Tony Gillan: Experience tells Sunderland fans not to get too carried away but American investor talks have sparked excitement
There’s a tingle around Sunderland AFC at the moment and not just because nine points were accrued in a week.
Overcoming the collective might of Wimbledon, Rochdale and Portsmouth has contributed to the general jolliness, but that isn’t the main reason.
We refer of course to the imminent takeover by four extraordinarily wealthy American gentlemen, which reportedly couldn’t be imminenter.
But a tingle is all it is. A committed pocket of congenital whingers and fault-finders aside (some of whom are still ranting about Tom Cowie), Sunderland supporters are often of an optimistic disposition. This is evidenced by the mere fact that they are Sunderland supporters.
But there’s an understandable tendency on Wearside not to get carried away. Eleven years ago another American billionaire took over. As you may have heard, it didn’t end well.
Assuming that the takeover even happens at all, will it be any different this time?
Possibly. To start with there are four buyers. More importantly, compared to the combined wealth of the foursome, Ellis Short is on his uppers.
The name causing most excitement is Michael Dell’s. You know the name if not the man. It might well be in front of your face right now.
According to one remarkably precise estimate, the technology tycoon is worth £28.6bn and 22p.
The other three, John Phelan, Glenn Fuhrman and Robert Platek aren’t household names and don’t make their level of wealth public knowledge.
This is wise in my experience. I wouldn’t tell my mates if I had won fifty quid on the horses as they would soon greed it off me. The same principal applies.
Nevertheless, the three are no less loaded for all this.
They each have a stake in MSD (Michael Saul Dell) Partners, a company dealing in private equity: a subject too boring to elaborate upon.

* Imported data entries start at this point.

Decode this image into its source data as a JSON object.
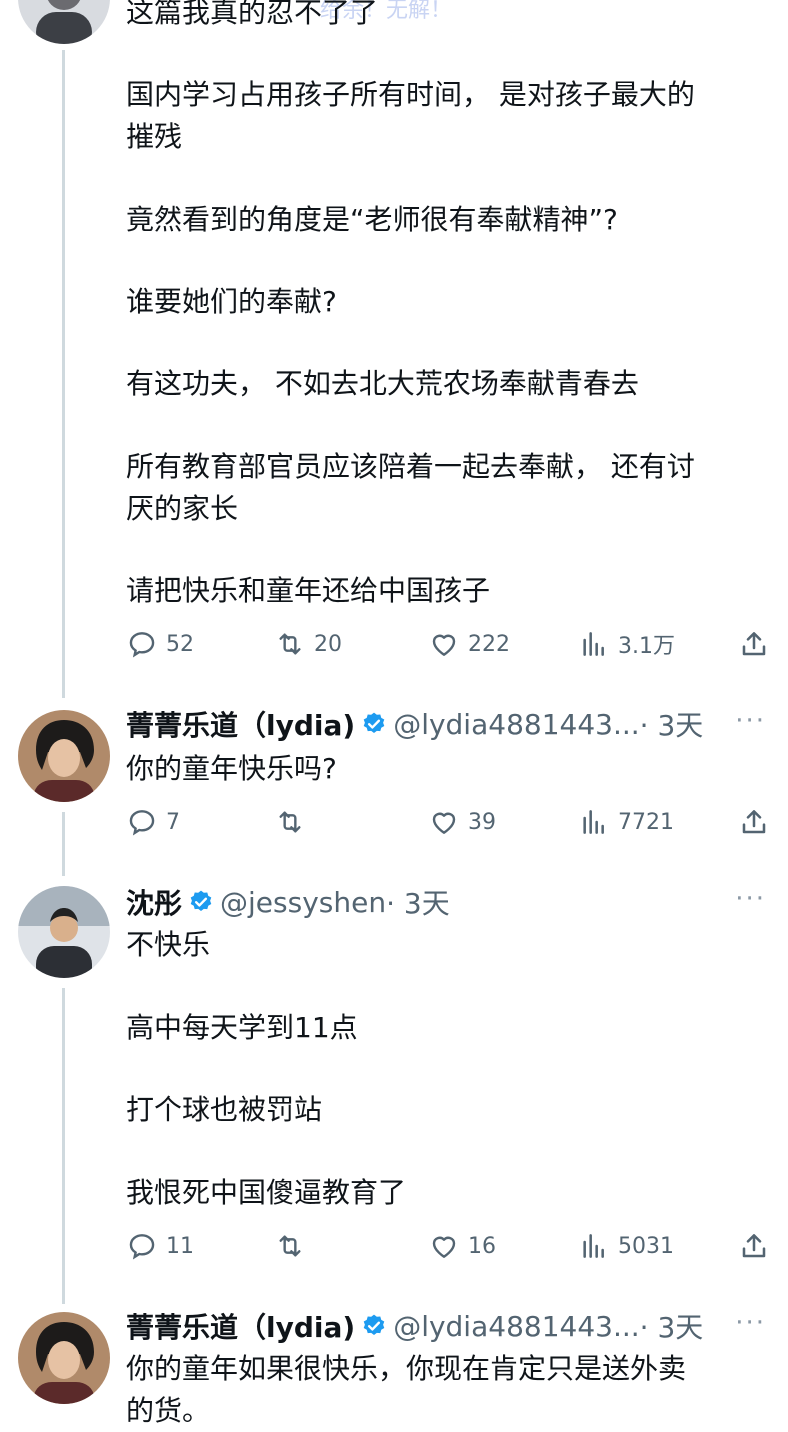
{
  "watermark": "给余！无解！",
  "post1": {
    "lines": [
      "这篇我真的忍不了了",
      "国内学习占用孩子所有时间， 是对孩子最大的",
      "摧残",
      "竟然看到的角度是“老师很有奉献精神”?",
      "谁要她们的奉献?",
      "有这功夫， 不如去北大荒农场奉献青春去",
      "所有教育部官员应该陪着一起去奉献， 还有讨",
      "厌的家长",
      "请把快乐和童年还给中国孩子"
    ],
    "stats": {
      "replies": "52",
      "retweets": "20",
      "likes": "222",
      "views": "3.1万"
    }
  },
  "reply1": {
    "name": "菁菁乐道（lydia)",
    "handle": "@lydia4881443...",
    "time": "· 3天",
    "more": "···",
    "lines": [
      "你的童年快乐吗?"
    ],
    "stats": {
      "replies": "7",
      "retweets": "",
      "likes": "39",
      "views": "7721"
    }
  },
  "reply2": {
    "name": "沈彤",
    "handle": "@jessyshen",
    "time": "· 3天",
    "more": "···",
    "lines": [
      "不快乐",
      "高中每天学到11点",
      "打个球也被罚站",
      "我恨死中国傻逼教育了"
    ],
    "stats": {
      "replies": "11",
      "retweets": "",
      "likes": "16",
      "views": "5031"
    }
  },
  "reply3": {
    "name": "菁菁乐道（lydia)",
    "handle": "@lydia4881443...",
    "time": "· 3天",
    "more": "···",
    "lines": [
      "你的童年如果很快乐，你现在肯定只是送外卖",
      "的货。"
    ]
  },
  "icons": {
    "reply": "reply-icon",
    "retweet": "retweet-icon",
    "like": "heart-icon",
    "views": "views-icon",
    "share": "share-icon",
    "verified": "verified-badge-icon"
  },
  "colors": {
    "verified": "#1d9bf0",
    "handle": "#536471",
    "thread_line": "#cfd9de"
  }
}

Otherwise it all sounds exciting: but only in the long term. During the coming years, current events at the club could prove pivotal. In the shorter term, those nine points are more important than who sits where in the boardroom.

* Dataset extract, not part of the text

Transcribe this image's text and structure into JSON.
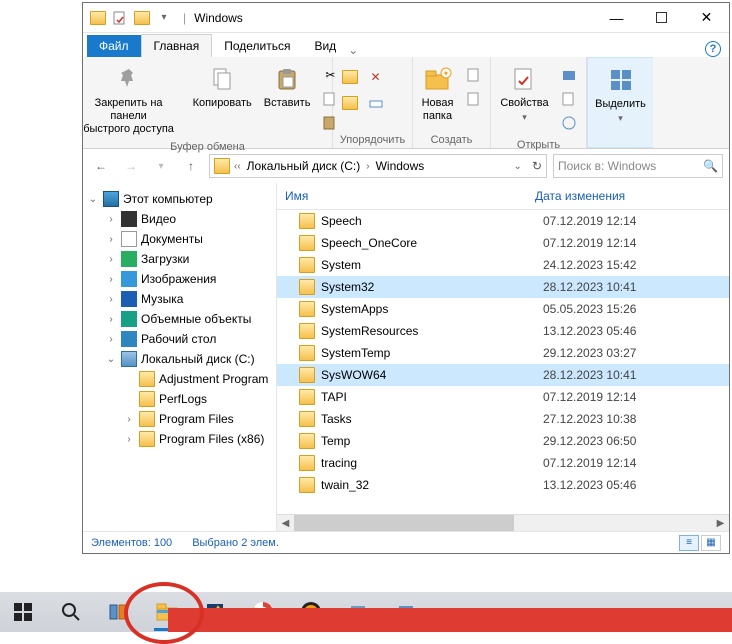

The transfer window closes on Monday and it’s unlikely that the fab four’s arrival will make much difference to Sunderland’s dealings.
The January window might be more interesting. But then there is financial fair play to consider. They can’t just lob money at the club.
This is also Sunderland’s last season for parachute payments. So if new players are put on long, lucrative contracts, then the club had better make damned sure it gets promoted.
FFP can be circumvented to an extent if the new owners loan money to the club. But is that wise? Only 15 months ago there was a stark possibility of the club entering administration because of debt.
There is a list of reasons not to be giddily excited and maintain healthy scepticism about the takeover. Top of the list is bitter experience.
We know little of the character of the four bigwigs, nor what they have in mind, their motives (why would anyone want to buy a football club?) or what their level of investment will be. And how will they react when they discover how much agents make your skin crawl?
All anyone can do is trust Messrs Donald and Methven on this one.
There are too many imponderables to be truly excited.